    Malaria is a serious problem for Comoros, where in some districts upwards of 90% of people carry the parasite. But as CBS News reports, a team of Chinese scientists, in partnership with the Comoran government, have apparently wiped the disease off the islands with a new, Chinese-made drug called Artequick. The unproven drug was given to everyone on the island across three waves of treatments — all 700,000 inhabitants — despite it not being approved for use in humans by any international health body.
    And they're not making any apologies for their approach, saying that the ultimate plan is to "contribute to the elimination of malaria in the world."
    The Comoran government says the massive drug experiment is bringing free medicine to its people, saving it $11 million each year in health care costs.
    Artequick is a new medicine that has not been studied a lot and it is not widely available.
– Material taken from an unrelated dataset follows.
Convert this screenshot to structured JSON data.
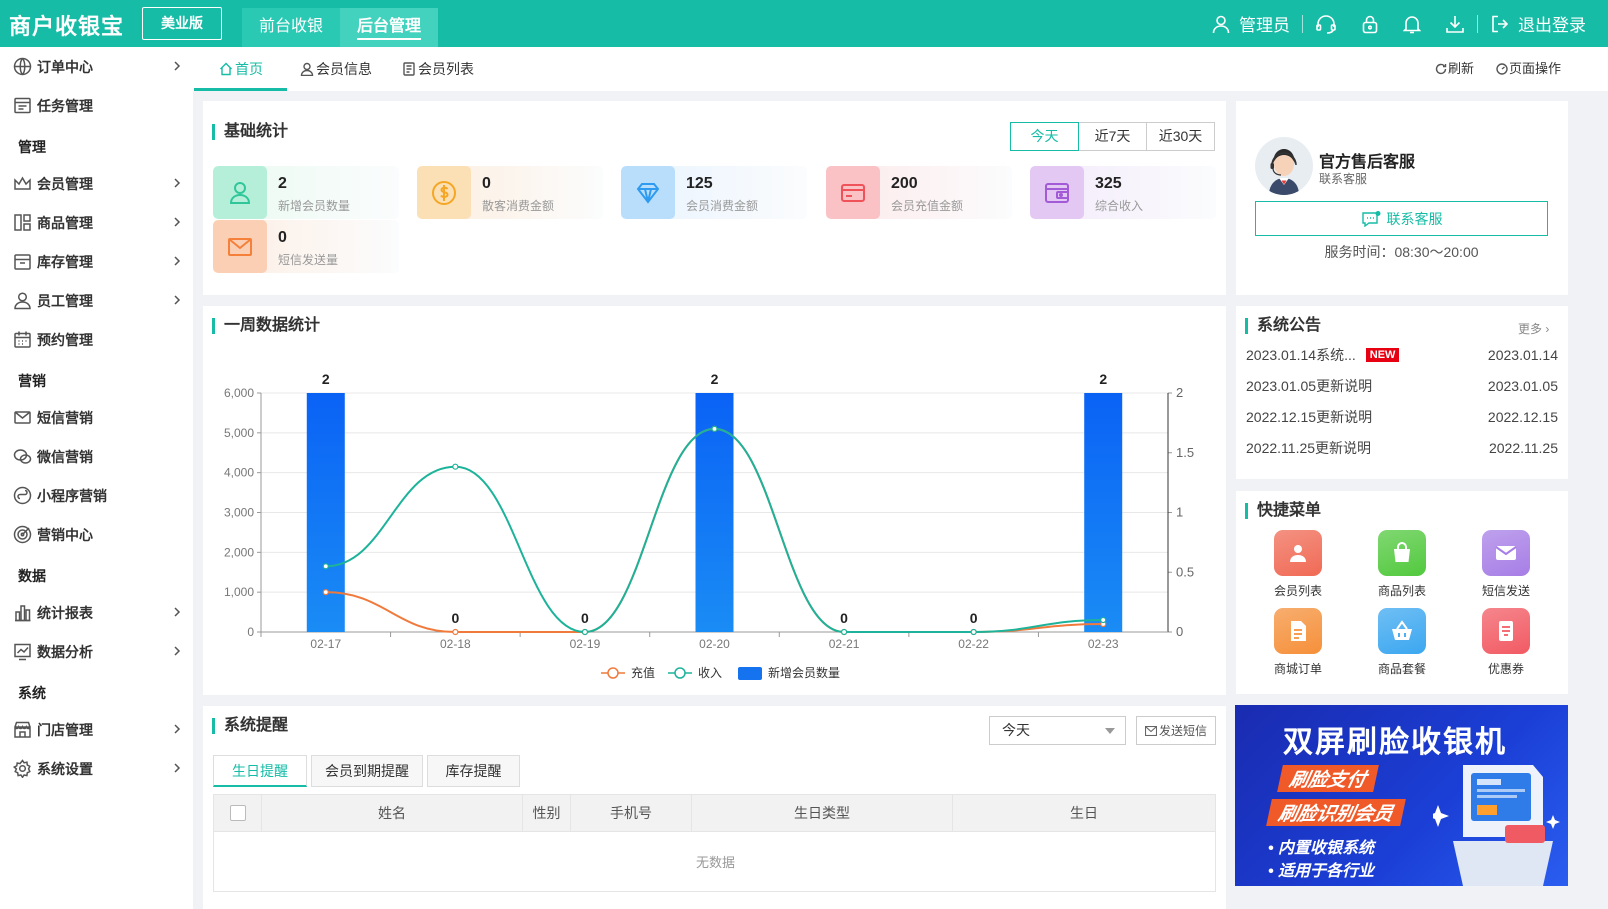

For example, Artemisinin — an active ingredient in the drug — has been shown to be toxic to early stage embryos in animal studies, but there is no data available on use in pregnant women during the first trimester.
    The World Health Organization is not disputing the claim from the Chinese scientists and the Comoran government that malaria has all but vanished on the islands since the Artequick "mass drug administration." But the howls of outrage have begun. As CBS reports:
    [Andrea] Bosman, of the WHO's Global Malaria Program, is critical of how the Chinese experiment's managers are handling reported side effects from Artequick.
    In Bosman's view, it is also a missed opportunity to learn lessons from the project that might have helped other countries in the fight against malaria…

    My comments
    - It is not true that Artequick has not been tested previously. Many clinical trials have been run in many countries and can easily be found on internet
    - It is in use in China since 10 years and in on the way of eradicating malaria in this country (Quian Zhang et al, Malaria Journal 2014, 13:419)
    - The clinical trials have shown that Artequick is more effective and better tolerated than Coarsucam
    - Artequick (via piperaquine) has a preventive, prophylactic effect and a prolonged therapeutic effect, decreasing the rate of recurrence and reinfection . Coartem and Coarsucam have no prophylactic effect (AR Hasugian, RN Price et al., Clin Infect Dis 2007, 44, 1067-1074)
    - The reaction of WHO is understandable: they receive a royalty for every pill of Coartem sold in Africa. Shameless.